The old cliche that “no news is good news” has held true for the vast majority of stories the public is exposed to regarding the oil and gas industry. While the majority of the time, pipelines, refineries and wells function as planned, the stories that become newsworthy are unfortunately the major disasters.
When dealing with corrosive and highly flammable materials at temperatures and pressures characteristic of pipelines and refineries, it is practically inevitable that eventually, something is going to fail. Whether there is an undetectable pinhole leak that finally reaches its breaking point, a slowly corroding piece of steel that finally cannot take the conditions, or an incidental pressure hiccup that exposes a weak point, there are going to be problems. With such expansion of our energy infrastructure, it is increasingly important to prevent these problems before happening.
Currently, there are a variety of tools used to accomplish this: pigs, smart pigs, flow meters, pressure gauges and an assortment of other tools. The majority of monitoring tools takes readings at start and finish points of the commodity and question. They can detect a problem, though not in real time. Finding the problem is something else altogether. Pigs are basically a metal log that is shot into the pipeline to clean out excess sludge and build up. With the advent of smart pigs, the industry has a way to identify problems easier.

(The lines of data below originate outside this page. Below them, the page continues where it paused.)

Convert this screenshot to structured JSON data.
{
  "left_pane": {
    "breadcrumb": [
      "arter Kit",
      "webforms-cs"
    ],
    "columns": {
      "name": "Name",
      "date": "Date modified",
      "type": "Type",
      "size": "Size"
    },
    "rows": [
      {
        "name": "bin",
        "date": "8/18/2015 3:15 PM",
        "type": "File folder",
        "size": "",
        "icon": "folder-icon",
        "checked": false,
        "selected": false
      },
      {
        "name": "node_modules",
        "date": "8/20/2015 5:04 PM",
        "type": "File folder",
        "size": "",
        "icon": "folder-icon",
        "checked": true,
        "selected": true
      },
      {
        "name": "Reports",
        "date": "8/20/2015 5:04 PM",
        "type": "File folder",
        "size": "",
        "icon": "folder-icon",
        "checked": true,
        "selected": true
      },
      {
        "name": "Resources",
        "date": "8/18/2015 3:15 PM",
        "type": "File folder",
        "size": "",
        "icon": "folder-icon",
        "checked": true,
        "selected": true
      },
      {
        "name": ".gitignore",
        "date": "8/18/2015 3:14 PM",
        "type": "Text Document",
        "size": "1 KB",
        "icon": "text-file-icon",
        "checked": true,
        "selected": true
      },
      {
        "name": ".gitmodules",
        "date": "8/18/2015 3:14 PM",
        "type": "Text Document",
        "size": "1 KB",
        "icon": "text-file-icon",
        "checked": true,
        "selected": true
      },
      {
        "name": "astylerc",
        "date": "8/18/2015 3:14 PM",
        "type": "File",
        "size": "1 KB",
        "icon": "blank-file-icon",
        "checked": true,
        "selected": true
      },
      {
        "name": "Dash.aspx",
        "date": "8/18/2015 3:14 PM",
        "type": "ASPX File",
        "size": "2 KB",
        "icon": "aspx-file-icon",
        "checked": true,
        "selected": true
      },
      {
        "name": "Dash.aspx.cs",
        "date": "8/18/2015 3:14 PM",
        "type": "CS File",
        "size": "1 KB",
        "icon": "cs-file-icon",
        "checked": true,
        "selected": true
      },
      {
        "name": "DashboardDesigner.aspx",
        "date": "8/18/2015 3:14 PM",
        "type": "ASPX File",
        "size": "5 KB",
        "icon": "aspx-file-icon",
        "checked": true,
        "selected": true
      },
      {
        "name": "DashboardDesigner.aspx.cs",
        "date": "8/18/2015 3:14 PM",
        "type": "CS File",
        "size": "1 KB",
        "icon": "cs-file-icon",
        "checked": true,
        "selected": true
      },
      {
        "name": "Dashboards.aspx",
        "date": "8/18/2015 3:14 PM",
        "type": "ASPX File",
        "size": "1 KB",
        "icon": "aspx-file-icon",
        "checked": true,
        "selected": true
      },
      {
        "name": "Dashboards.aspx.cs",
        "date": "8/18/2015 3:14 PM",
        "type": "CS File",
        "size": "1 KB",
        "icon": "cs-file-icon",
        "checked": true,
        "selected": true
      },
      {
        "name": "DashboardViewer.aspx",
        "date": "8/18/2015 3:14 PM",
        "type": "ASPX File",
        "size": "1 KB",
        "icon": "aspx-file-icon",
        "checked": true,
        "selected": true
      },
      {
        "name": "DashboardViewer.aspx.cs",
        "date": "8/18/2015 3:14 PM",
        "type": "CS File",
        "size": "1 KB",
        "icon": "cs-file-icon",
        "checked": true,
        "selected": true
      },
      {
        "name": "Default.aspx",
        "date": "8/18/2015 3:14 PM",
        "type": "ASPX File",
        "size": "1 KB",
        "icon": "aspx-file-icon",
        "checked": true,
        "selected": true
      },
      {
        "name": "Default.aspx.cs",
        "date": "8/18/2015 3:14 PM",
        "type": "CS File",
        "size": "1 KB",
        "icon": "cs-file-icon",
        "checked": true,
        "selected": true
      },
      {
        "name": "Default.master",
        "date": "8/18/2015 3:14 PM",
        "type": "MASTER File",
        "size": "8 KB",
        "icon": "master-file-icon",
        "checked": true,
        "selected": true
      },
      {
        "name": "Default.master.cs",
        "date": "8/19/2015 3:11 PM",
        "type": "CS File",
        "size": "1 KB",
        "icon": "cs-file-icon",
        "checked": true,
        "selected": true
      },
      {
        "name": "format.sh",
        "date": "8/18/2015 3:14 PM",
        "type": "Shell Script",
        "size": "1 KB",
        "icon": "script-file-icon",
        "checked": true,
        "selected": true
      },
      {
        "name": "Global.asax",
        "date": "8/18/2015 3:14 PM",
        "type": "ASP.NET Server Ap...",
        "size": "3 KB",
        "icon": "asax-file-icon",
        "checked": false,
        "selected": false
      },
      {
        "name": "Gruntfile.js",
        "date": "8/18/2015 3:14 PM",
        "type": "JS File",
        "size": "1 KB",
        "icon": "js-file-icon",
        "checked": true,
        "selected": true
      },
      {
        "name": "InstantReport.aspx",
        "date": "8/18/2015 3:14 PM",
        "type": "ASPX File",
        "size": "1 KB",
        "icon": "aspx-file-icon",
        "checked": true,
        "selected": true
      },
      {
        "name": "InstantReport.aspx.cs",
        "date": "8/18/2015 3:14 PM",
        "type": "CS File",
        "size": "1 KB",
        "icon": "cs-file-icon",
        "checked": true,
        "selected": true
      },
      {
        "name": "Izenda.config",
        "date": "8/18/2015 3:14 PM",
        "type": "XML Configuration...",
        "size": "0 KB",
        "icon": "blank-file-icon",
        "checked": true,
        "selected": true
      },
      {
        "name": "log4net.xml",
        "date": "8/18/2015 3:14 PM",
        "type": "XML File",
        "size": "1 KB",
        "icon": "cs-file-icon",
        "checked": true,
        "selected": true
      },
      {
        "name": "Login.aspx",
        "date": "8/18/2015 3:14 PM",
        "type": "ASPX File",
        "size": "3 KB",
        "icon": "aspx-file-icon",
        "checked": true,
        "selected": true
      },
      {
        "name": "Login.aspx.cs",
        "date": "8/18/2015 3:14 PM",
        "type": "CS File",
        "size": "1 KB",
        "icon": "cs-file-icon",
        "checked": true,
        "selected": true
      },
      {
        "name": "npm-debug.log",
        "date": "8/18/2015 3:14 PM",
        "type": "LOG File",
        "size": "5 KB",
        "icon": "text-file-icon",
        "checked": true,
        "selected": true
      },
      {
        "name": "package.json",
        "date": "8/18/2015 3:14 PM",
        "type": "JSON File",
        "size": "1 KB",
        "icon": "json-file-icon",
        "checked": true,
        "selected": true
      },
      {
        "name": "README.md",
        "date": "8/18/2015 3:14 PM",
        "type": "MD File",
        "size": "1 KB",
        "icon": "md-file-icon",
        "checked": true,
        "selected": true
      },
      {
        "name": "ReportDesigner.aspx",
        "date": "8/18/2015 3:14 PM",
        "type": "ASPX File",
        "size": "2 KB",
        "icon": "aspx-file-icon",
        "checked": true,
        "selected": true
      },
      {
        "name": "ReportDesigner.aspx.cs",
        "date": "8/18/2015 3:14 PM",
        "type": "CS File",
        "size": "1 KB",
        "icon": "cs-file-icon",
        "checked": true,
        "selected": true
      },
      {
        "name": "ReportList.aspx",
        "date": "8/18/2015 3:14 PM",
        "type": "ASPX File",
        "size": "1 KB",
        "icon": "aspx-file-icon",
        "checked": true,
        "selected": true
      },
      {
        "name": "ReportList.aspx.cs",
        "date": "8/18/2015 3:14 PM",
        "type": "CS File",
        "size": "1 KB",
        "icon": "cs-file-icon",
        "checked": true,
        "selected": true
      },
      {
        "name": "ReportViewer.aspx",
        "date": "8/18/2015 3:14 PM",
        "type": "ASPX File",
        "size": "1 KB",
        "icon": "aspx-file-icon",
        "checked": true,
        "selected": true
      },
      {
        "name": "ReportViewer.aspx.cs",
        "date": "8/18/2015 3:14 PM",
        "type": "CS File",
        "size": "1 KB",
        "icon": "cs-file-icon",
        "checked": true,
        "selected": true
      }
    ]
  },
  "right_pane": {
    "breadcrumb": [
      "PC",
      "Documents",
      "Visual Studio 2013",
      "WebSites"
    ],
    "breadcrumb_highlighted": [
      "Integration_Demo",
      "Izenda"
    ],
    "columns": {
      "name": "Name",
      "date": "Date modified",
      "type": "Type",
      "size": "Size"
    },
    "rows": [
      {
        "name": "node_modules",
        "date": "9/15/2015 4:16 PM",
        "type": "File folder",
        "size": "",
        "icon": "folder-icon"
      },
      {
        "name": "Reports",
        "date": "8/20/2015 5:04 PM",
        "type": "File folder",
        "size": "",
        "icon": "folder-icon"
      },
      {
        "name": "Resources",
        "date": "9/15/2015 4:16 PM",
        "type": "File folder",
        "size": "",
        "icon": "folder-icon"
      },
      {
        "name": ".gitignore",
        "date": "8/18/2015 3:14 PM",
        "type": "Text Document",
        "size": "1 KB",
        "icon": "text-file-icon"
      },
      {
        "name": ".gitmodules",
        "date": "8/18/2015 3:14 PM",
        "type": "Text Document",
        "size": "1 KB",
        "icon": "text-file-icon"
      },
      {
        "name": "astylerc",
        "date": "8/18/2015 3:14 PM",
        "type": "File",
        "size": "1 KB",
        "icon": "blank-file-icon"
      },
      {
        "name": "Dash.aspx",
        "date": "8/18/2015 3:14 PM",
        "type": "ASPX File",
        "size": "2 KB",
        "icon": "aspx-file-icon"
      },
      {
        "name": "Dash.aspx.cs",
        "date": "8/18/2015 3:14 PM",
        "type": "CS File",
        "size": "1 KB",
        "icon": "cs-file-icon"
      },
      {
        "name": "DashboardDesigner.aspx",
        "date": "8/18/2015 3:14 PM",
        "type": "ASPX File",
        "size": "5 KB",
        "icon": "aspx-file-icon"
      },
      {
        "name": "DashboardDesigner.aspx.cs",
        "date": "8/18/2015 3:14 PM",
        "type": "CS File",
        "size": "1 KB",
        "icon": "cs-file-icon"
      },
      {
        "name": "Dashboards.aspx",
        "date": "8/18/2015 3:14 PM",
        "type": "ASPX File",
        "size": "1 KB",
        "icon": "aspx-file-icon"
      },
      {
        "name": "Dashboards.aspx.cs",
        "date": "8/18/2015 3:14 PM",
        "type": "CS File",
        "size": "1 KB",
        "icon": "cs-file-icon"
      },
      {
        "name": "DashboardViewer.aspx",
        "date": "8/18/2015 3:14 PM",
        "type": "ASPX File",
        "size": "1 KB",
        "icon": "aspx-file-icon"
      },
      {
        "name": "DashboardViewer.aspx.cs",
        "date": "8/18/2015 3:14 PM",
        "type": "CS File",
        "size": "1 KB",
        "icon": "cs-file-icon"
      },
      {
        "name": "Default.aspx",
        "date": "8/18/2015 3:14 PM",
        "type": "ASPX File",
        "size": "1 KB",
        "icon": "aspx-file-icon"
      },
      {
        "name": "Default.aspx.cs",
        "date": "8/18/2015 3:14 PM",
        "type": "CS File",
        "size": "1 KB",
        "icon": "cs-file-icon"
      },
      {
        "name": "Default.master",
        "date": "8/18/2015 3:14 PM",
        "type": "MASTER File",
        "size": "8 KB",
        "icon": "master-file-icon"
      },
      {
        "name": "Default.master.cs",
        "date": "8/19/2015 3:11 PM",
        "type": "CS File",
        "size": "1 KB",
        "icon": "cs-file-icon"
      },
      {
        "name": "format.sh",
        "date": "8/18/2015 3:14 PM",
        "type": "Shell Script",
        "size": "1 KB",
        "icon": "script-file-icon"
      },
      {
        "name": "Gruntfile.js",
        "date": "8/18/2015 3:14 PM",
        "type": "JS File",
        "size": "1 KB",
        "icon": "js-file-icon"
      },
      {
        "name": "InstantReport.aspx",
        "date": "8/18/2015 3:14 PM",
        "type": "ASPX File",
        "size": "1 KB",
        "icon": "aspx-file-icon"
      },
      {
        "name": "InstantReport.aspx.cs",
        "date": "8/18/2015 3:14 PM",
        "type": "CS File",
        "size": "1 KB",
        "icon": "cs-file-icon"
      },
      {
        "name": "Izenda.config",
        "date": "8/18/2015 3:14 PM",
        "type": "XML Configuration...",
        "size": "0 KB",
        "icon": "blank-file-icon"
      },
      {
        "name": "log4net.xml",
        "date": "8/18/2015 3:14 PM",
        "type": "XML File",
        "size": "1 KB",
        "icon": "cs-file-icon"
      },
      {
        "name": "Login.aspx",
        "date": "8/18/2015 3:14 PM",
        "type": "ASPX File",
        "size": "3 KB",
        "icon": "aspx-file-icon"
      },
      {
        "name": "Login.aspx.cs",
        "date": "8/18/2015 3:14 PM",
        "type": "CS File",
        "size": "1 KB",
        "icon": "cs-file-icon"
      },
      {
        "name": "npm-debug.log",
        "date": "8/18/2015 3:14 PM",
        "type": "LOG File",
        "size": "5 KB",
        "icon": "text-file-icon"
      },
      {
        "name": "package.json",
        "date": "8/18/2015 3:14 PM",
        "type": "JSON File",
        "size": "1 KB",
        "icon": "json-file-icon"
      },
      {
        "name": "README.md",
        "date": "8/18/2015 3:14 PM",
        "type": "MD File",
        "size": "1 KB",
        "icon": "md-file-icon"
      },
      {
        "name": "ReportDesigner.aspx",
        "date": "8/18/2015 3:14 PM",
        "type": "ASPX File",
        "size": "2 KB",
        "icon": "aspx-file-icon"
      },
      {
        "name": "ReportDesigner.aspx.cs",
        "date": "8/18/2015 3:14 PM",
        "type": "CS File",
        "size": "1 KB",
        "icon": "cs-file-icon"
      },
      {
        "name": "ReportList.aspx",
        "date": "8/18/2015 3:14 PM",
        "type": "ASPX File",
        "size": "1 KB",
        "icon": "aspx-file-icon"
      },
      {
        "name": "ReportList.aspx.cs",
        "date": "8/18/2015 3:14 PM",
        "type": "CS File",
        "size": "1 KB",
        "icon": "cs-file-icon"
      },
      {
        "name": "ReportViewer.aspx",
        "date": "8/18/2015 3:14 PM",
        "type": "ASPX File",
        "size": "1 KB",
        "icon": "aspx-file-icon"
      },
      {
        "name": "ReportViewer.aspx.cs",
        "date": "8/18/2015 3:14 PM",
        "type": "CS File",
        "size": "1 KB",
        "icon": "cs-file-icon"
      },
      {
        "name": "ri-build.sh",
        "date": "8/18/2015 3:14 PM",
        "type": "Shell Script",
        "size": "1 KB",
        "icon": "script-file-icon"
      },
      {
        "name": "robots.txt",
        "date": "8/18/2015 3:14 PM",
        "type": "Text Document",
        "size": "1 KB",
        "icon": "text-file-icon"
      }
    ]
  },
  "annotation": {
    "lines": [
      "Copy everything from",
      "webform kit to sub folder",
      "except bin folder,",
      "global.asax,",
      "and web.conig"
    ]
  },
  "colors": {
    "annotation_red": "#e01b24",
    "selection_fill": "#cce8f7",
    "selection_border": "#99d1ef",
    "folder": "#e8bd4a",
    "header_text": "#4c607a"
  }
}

Unfortunately, this information is not available in real time. One must go through the data the pig collects, and identify the location of a problem by backtracking and reverse calculating the location from a slew of data. Still, a dangerously inefficient process when a spill could be imminent and the clock is ticking.
Now where would 3D printing possibly fit to fix some of these major problems? Believe it or not, the technology or exists, it must merely be pulled together. The ‘smart pig’ scanning technology has already enabled the ability to detect problems in the pipeline. Why not try to fix them the moment they are identified? 3D printing with metal technology already exists. This could be as easy as sending a scanning pig to flag areas of concern then sending a 3D printing pig to fill in cracks. Or imagine if pipes were made of programmable 3d printed material that could expand or contract to change capacity or change flow rate to move the oil themselves?
Of course easy is a relative term when considering costs, research, prototyping, etc… yet when compared to identifying a crack, stopping production, replacing a section of pipeline and resuming, this becomes a much more simplified proposal. This becomes even easier when considering the possibility that the problem is not fixed in a timely manner and a newsworthy disaster is created instead.